What exactly is an “addiction therapist” anyway? You may have decided to take a look at your drug and alcohol use to consider whether it’s a problem, or you may have already decided that it is a problem and want to stop or cut back. You’ve decided you want some professional feedback on your situation and want to know what, if anything, you might do about it. So you search the internet for “addiction therapist” or look on GoodTherapy.org or ask around, etc., and get a couple of numbers and set up a consultation or two. But then what?
Well, the first thing to consider is that an addiction therapist—or therapist who specializes in treating addictions—is still a therapist, so those qualities you’d want in any mental health provider ought to be present. That is, you should feel safe and “heard”; and you should be able to imagine that yes, this is someone with whom you could share your deepest and darkest secrets.

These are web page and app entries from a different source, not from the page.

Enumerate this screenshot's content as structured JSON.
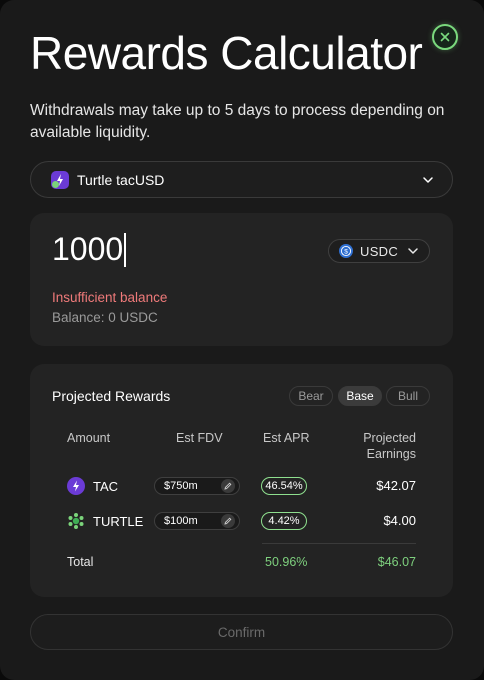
{
  "modal": {
    "title": "Rewards Calculator",
    "notice": "Withdrawals may take up to 5 days to process depending on available liquidity.",
    "close_icon": "close-icon",
    "accent": "#7ad97d"
  },
  "vault_select": {
    "label": "Turtle tacUSD",
    "icon": "turtle-tacusd-icon"
  },
  "amount": {
    "value": "1000",
    "token": "USDC",
    "error": "Insufficient balance",
    "balance": "Balance: 0 USDC"
  },
  "rewards": {
    "title": "Projected Rewards",
    "scenarios": [
      "Bear",
      "Base",
      "Bull"
    ],
    "selected_scenario": "Base",
    "columns": {
      "amount": "Amount",
      "fdv": "Est FDV",
      "apr": "Est APR",
      "earnings": "Projected Earnings"
    },
    "rows": [
      {
        "token": "TAC",
        "fdv": "$750m",
        "apr": "46.54%",
        "earnings": "$42.07",
        "icon": "tac-icon"
      },
      {
        "token": "TURTLE",
        "fdv": "$100m",
        "apr": "4.42%",
        "earnings": "$4.00",
        "icon": "turtle-icon"
      }
    ],
    "total": {
      "label": "Total",
      "apr": "50.96%",
      "earnings": "$46.07"
    }
  },
  "confirm_label": "Confirm"
}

Is he or she empathic and genuinely curious about you specifically (rather than making assumptions)? Does he or she say things like “Well, you sound like an addict to me” when you yourself are not sure? I come from the collaborative school of therapy, where (except in rare instances) client and therapist decide together what’s right, rather than have the latter “label” the client in some kind of authoritarian manner.
It never hurts to ask the therapist’s background. Here are some questions you might ask, if these seem pertinent to you: What experience does the therapist have in treating addiction? Has he or she worked at or with a rehab or treatment center? How long has the therapist been in practice? Does he or she have personal experience with addiction? This may or may not matter to you, but it would be good to make sure the therapist has experience in addiction (as opposed to it being one of 30 disorders the person specializes in). Addiction is, after all, a complex problem. Of course, the person could be new in the field, and you might feel like you just “click” with him or her. I was an intern, too, after all; fortunately, my clients gave me a try!

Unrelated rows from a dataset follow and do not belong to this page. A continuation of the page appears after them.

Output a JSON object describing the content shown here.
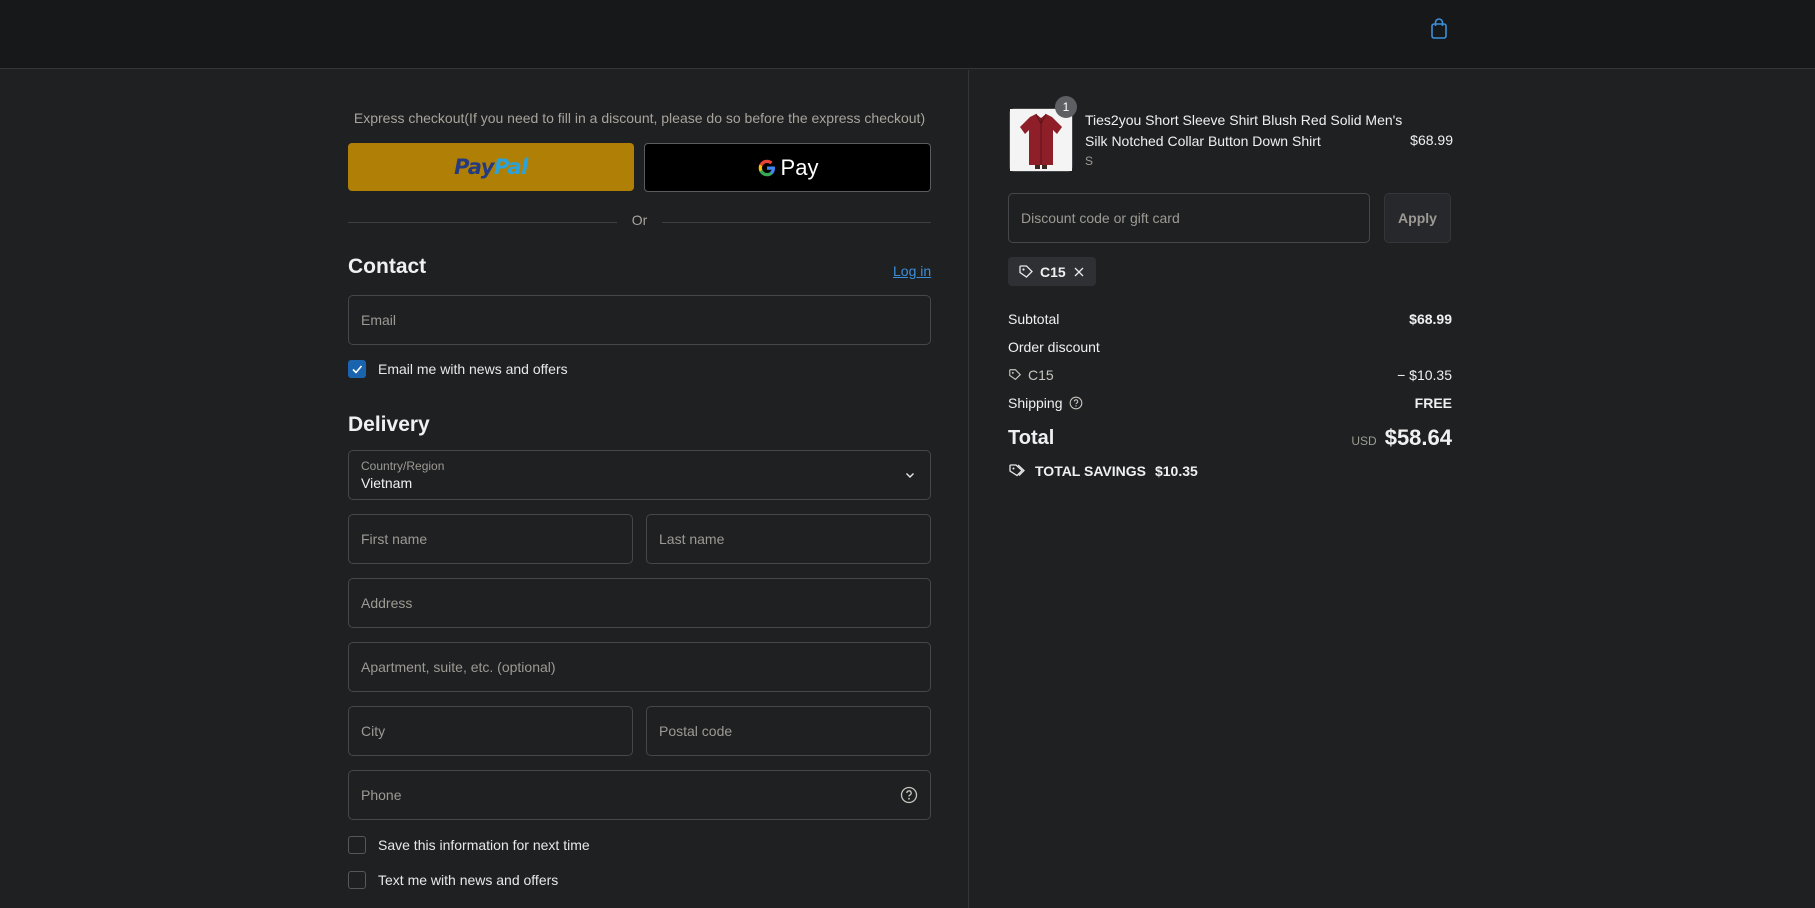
{
  "header": {
    "cart_icon": "shopping-bag-icon"
  },
  "express": {
    "title": "Express checkout(If you need to fill in a discount, please do so before the express checkout)",
    "paypal_part1": "Pay",
    "paypal_part2": "Pal",
    "gpay_label": "Pay",
    "divider_text": "Or"
  },
  "contact": {
    "title": "Contact",
    "login_link": "Log in",
    "email_placeholder": "Email",
    "news_checkbox_label": "Email me with news and offers",
    "news_checked": true
  },
  "delivery": {
    "title": "Delivery",
    "country_label": "Country/Region",
    "country_value": "Vietnam",
    "first_name_placeholder": "First name",
    "last_name_placeholder": "Last name",
    "address_placeholder": "Address",
    "apartment_placeholder": "Apartment, suite, etc. (optional)",
    "city_placeholder": "City",
    "postal_placeholder": "Postal code",
    "phone_placeholder": "Phone",
    "save_info_label": "Save this information for next time",
    "text_me_label": "Text me with news and offers"
  },
  "summary": {
    "product": {
      "name": "Ties2you Short Sleeve Shirt Blush Red Solid Men's Silk Notched Collar Button Down Shirt",
      "variant": "S",
      "price": "$68.99",
      "quantity": "1"
    },
    "discount_placeholder": "Discount code or gift card",
    "apply_label": "Apply",
    "applied_code": "C15",
    "subtotal_label": "Subtotal",
    "subtotal_value": "$68.99",
    "order_discount_label": "Order discount",
    "discount_code": "C15",
    "discount_value": "− $10.35",
    "shipping_label": "Shipping",
    "shipping_value": "FREE",
    "total_label": "Total",
    "total_currency": "USD",
    "total_value": "$58.64",
    "savings_label": "TOTAL SAVINGS",
    "savings_value": "$10.35"
  },
  "colors": {
    "background": "#1f2022",
    "header": "#17181a",
    "paypal_button": "#b07f06",
    "accent_link": "#3b8fd9",
    "checkbox_checked": "#1a63ae"
  }
}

Some people, if they’ve decided they want to try to stop or cut back their drinking, really want to work with someone who has “been in their shoes,” who understands what addiction is on a personal level and has experienced what it’s like to battle this particular demon. They want someone who is sober themselves. Others might not be as concerned with that; they just want to feel comfortable and safe with the therapist.
You’re probably getting the idea right about now that this is a highly personal choice. If so, you’d be correct. Unlike finding a dentist or orthopedist, a therapist is not just a professional who has knowledge about the problem. Knowledge and experience are important, yes. But because therapy is so intimately personal, therapy must first and foremost feel safe and comfortable to the potential client (by that I mean inviting, protective, nurturing, and caring). The idea is that you sense that the therapist “gets it” and can fill in the blanks for you when you can’t find the words (and be accurate about it and emotionally on target).
In other words, there is no “good” addiction therapist, just as there is no “right” therapist in general—there is only the right person and fit for you.
Something to keep in mind regarding whether or not the therapist is him- or herself sober: I think it is important to ask how she or he got sober. How the therapist handles these questions, by the way, is going to be a clue as to whether or not this therapist is a good fit. You should feel properly heard and responded to and not just getting a scripted or “canned” response.
How a therapist became sober is sometimes an indication of his values and “biases”; after all, everyone has them (therapists are people, too). Did the therapist find sobriety via religion? A 12-step program? Therapy? If so, what kind of therapy? Cognitive behavioral? Psychodynamic? Some combination therein? This is an important question.
You might hear something like, “Well, AA is the only thing that works.” Now, if you’ve just begun AA and are finding it to be the best thing since sliced bread, this kind of statement might be welcome; on the other hand, if you’re not so keen on 12-step and want to explore other avenues, it’s important that your therapist will support you in search. Some clients need to explore a variety of options to see what fits best; you might want to be supported in your exploration. Others want straight suggestions. Is that how this therapist likes to work? I encourage you to ask him or her what his biases are, as well as treatment approaches and “style.” I think it helps to ask about the therapist’s biases or experiences with different types of therapy or recovery.
Personally, I find that it’s usually a combination that works best: weekly therapy plus some kind of group support, especially in the beginning, and every client is different, needing different things at different stages. There are no pat answers when it comes to human beings.
Next time I’ll discuss ways of talking to your therapist about something that bothers you and why that might be easier said than done.
The preceding article was solely written by the author named above. Any views and opinions expressed are not necessarily shared by GoodTherapy.org. Questions or concerns about the preceding article can be directed to the author or posted as a comment below.